**DIRECTIONS FOR THIS TASK**
Word for word, print all of the entries below.

Records from a data collection:

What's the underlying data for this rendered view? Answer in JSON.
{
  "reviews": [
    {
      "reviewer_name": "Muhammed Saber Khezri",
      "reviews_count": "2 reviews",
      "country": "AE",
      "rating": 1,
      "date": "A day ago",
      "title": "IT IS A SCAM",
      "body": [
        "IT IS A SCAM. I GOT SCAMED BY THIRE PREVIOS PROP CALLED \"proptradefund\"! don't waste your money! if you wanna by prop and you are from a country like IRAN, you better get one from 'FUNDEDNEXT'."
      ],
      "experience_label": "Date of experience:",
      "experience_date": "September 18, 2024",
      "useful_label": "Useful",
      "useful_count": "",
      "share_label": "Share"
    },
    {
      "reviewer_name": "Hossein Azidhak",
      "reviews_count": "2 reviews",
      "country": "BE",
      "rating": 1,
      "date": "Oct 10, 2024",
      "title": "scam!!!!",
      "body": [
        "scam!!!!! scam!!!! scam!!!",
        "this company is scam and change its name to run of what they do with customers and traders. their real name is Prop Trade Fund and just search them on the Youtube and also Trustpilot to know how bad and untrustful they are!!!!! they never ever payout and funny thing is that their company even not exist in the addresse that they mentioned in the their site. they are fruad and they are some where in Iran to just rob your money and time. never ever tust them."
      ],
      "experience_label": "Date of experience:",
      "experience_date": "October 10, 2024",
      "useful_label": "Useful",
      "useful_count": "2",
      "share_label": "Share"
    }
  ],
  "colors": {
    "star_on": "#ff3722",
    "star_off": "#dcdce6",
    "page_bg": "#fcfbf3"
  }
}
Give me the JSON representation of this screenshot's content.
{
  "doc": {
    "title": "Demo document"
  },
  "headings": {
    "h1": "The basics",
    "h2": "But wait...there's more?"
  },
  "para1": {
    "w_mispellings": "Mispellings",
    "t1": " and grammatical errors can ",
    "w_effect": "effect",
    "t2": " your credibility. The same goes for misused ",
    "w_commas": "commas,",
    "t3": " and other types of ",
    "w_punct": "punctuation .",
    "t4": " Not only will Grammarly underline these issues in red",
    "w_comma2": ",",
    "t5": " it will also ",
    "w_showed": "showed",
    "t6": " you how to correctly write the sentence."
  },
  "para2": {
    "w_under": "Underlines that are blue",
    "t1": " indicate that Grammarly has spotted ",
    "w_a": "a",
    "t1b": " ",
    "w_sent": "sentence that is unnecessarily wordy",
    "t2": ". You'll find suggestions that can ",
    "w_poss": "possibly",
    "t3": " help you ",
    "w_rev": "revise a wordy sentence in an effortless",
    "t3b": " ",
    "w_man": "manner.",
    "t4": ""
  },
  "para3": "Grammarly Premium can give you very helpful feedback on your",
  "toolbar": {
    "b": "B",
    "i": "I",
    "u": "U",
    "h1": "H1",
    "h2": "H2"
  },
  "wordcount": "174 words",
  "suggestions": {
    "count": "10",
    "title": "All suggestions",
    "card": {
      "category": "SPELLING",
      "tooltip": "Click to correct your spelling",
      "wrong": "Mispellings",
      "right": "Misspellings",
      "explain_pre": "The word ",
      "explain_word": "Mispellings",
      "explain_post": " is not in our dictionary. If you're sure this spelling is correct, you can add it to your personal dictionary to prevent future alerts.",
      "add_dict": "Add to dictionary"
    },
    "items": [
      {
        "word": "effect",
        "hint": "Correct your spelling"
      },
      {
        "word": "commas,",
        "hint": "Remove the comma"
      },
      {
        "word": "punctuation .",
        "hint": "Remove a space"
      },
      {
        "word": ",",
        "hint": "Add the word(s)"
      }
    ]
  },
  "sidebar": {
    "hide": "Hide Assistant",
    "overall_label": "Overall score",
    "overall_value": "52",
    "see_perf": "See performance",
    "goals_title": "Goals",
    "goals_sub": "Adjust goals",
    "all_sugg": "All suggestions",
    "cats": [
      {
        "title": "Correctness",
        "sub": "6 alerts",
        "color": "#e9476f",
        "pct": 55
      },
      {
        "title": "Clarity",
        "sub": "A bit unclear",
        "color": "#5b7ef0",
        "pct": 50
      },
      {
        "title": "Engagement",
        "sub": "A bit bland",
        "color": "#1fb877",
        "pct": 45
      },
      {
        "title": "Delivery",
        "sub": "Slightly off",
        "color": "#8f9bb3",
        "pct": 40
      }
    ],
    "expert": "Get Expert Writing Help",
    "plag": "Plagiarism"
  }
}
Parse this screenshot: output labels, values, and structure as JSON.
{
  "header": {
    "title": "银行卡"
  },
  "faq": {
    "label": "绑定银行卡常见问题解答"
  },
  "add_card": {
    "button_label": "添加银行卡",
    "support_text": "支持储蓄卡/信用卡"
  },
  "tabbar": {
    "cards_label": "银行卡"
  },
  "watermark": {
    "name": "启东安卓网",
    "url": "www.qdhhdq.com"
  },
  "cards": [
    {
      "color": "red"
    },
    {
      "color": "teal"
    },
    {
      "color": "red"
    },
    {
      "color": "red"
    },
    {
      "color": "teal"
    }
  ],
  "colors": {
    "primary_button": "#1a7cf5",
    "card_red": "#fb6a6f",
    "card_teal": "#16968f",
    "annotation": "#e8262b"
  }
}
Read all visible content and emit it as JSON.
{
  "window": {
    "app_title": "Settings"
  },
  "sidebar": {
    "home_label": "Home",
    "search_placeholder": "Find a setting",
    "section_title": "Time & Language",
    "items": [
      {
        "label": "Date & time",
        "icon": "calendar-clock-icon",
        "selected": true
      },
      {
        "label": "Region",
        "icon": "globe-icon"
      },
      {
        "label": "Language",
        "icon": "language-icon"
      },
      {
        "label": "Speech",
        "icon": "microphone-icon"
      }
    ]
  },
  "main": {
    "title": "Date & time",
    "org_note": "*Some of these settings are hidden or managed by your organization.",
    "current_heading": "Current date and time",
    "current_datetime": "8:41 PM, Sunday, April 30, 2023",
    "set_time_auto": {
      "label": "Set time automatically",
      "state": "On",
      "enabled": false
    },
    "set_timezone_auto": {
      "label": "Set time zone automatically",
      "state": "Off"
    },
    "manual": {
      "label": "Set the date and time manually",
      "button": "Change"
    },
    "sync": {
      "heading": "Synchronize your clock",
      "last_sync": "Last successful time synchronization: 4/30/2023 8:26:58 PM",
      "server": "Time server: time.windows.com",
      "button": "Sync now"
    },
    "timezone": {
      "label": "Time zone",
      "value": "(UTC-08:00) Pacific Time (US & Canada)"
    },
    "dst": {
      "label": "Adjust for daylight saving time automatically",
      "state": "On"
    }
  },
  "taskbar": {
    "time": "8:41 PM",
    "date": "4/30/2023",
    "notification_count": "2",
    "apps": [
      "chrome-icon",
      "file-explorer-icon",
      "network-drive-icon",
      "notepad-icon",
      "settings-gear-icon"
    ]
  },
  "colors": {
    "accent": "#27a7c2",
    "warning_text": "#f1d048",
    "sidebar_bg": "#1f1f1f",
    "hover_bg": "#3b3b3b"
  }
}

**WRITTEN SOLUTION**
What's the underlying data for this rendered view? Answer in JSON.
{
  "reviews": [
    {
      "reviewer_name": "Muhammed Saber Khezri",
      "reviews_count": "2 reviews",
      "country": "AE",
      "rating": 1,
      "date": "A day ago",
      "title": "IT IS A SCAM",
      "body": [
        "IT IS A SCAM. I GOT SCAMED BY THIRE PREVIOS PROP CALLED \"proptradefund\"! don't waste your money! if you wanna by prop and you are from a country like IRAN, you better get one from 'FUNDEDNEXT'."
      ],
      "experience_label": "Date of experience:",
      "experience_date": "September 18, 2024",
      "useful_label": "Useful",
      "useful_count": "",
      "share_label": "Share"
    },
    {
      "reviewer_name": "Hossein Azidhak",
      "reviews_count": "2 reviews",
      "country": "BE",
      "rating": 1,
      "date": "Oct 10, 2024",
      "title": "scam!!!!",
      "body": [
        "scam!!!!! scam!!!! scam!!!",
        "this company is scam and change its name to run of what they do with customers and traders. their real name is Prop Trade Fund and just search them on the Youtube and also Trustpilot to know how bad and untrustful they are!!!!! they never ever payout and funny thing is that their company even not exist in the addresse that they mentioned in the their site. they are fruad and they are some where in Iran to just rob your money and time. never ever tust them."
      ],
      "experience_label": "Date of experience:",
      "experience_date": "October 10, 2024",
      "useful_label": "Useful",
      "useful_count": "2",
      "share_label": "Share"
    }
  ],
  "colors": {
    "star_on": "#ff3722",
    "star_off": "#dcdce6",
    "page_bg": "#fcfbf3"
  }
}
Give me the JSON representation of this screenshot's content.
{
  "doc": {
    "title": "Demo document"
  },
  "headings": {
    "h1": "The basics",
    "h2": "But wait...there's more?"
  },
  "para1": {
    "w_mispellings": "Mispellings",
    "t1": " and grammatical errors can ",
    "w_effect": "effect",
    "t2": " your credibility. The same goes for misused ",
    "w_commas": "commas,",
    "t3": " and other types of ",
    "w_punct": "punctuation .",
    "t4": " Not only will Grammarly underline these issues in red",
    "w_comma2": ",",
    "t5": " it will also ",
    "w_showed": "showed",
    "t6": " you how to correctly write the sentence."
  },
  "para2": {
    "w_under": "Underlines that are blue",
    "t1": " indicate that Grammarly has spotted ",
    "w_a": "a",
    "t1b": " ",
    "w_sent": "sentence that is unnecessarily wordy",
    "t2": ". You'll find suggestions that can ",
    "w_poss": "possibly",
    "t3": " help you ",
    "w_rev": "revise a wordy sentence in an effortless",
    "t3b": " ",
    "w_man": "manner.",
    "t4": ""
  },
  "para3": "Grammarly Premium can give you very helpful feedback on your",
  "toolbar": {
    "b": "B",
    "i": "I",
    "u": "U",
    "h1": "H1",
    "h2": "H2"
  },
  "wordcount": "174 words",
  "suggestions": {
    "count": "10",
    "title": "All suggestions",
    "card": {
      "category": "SPELLING",
      "tooltip": "Click to correct your spelling",
      "wrong": "Mispellings",
      "right": "Misspellings",
      "explain_pre": "The word ",
      "explain_word": "Mispellings",
      "explain_post": " is not in our dictionary. If you're sure this spelling is correct, you can add it to your personal dictionary to prevent future alerts.",
      "add_dict": "Add to dictionary"
    },
    "items": [
      {
        "word": "effect",
        "hint": "Correct your spelling"
      },
      {
        "word": "commas,",
        "hint": "Remove the comma"
      },
      {
        "word": "punctuation .",
        "hint": "Remove a space"
      },
      {
        "word": ",",
        "hint": "Add the word(s)"
      }
    ]
  },
  "sidebar": {
    "hide": "Hide Assistant",
    "overall_label": "Overall score",
    "overall_value": "52",
    "see_perf": "See performance",
    "goals_title": "Goals",
    "goals_sub": "Adjust goals",
    "all_sugg": "All suggestions",
    "cats": [
      {
        "title": "Correctness",
        "sub": "6 alerts",
        "color": "#e9476f",
        "pct": 55
      },
      {
        "title": "Clarity",
        "sub": "A bit unclear",
        "color": "#5b7ef0",
        "pct": 50
      },
      {
        "title": "Engagement",
        "sub": "A bit bland",
        "color": "#1fb877",
        "pct": 45
      },
      {
        "title": "Delivery",
        "sub": "Slightly off",
        "color": "#8f9bb3",
        "pct": 40
      }
    ],
    "expert": "Get Expert Writing Help",
    "plag": "Plagiarism"
  }
}
Parse this screenshot: output labels, values, and structure as JSON.
{
  "header": {
    "title": "银行卡"
  },
  "faq": {
    "label": "绑定银行卡常见问题解答"
  },
  "add_card": {
    "button_label": "添加银行卡",
    "support_text": "支持储蓄卡/信用卡"
  },
  "tabbar": {
    "cards_label": "银行卡"
  },
  "watermark": {
    "name": "启东安卓网",
    "url": "www.qdhhdq.com"
  },
  "cards": [
    {
      "color": "red"
    },
    {
      "color": "teal"
    },
    {
      "color": "red"
    },
    {
      "color": "red"
    },
    {
      "color": "teal"
    }
  ],
  "colors": {
    "primary_button": "#1a7cf5",
    "card_red": "#fb6a6f",
    "card_teal": "#16968f",
    "annotation": "#e8262b"
  }
}
Read all visible content and emit it as JSON.
{
  "window": {
    "app_title": "Settings"
  },
  "sidebar": {
    "home_label": "Home",
    "search_placeholder": "Find a setting",
    "section_title": "Time & Language",
    "items": [
      {
        "label": "Date & time",
        "icon": "calendar-clock-icon",
        "selected": true
      },
      {
        "label": "Region",
        "icon": "globe-icon"
      },
      {
        "label": "Language",
        "icon": "language-icon"
      },
      {
        "label": "Speech",
        "icon": "microphone-icon"
      }
    ]
  },
  "main": {
    "title": "Date & time",
    "org_note": "*Some of these settings are hidden or managed by your organization.",
    "current_heading": "Current date and time",
    "current_datetime": "8:41 PM, Sunday, April 30, 2023",
    "set_time_auto": {
      "label": "Set time automatically",
      "state": "On",
      "enabled": false
    },
    "set_timezone_auto": {
      "label": "Set time zone automatically",
      "state": "Off"
    },
    "manual": {
      "label": "Set the date and time manually",
      "button": "Change"
    },
    "sync": {
      "heading": "Synchronize your clock",
      "last_sync": "Last successful time synchronization: 4/30/2023 8:26:58 PM",
      "server": "Time server: time.windows.com",
      "button": "Sync now"
    },
    "timezone": {
      "label": "Time zone",
      "value": "(UTC-08:00) Pacific Time (US & Canada)"
    },
    "dst": {
      "label": "Adjust for daylight saving time automatically",
      "state": "On"
    }
  },
  "taskbar": {
    "time": "8:41 PM",
    "date": "4/30/2023",
    "notification_count": "2",
    "apps": [
      "chrome-icon",
      "file-explorer-icon",
      "network-drive-icon",
      "notepad-icon",
      "settings-gear-icon"
    ]
  },
  "colors": {
    "accent": "#27a7c2",
    "warning_text": "#f1d048",
    "sidebar_bg": "#1f1f1f",
    "hover_bg": "#3b3b3b"
  }
}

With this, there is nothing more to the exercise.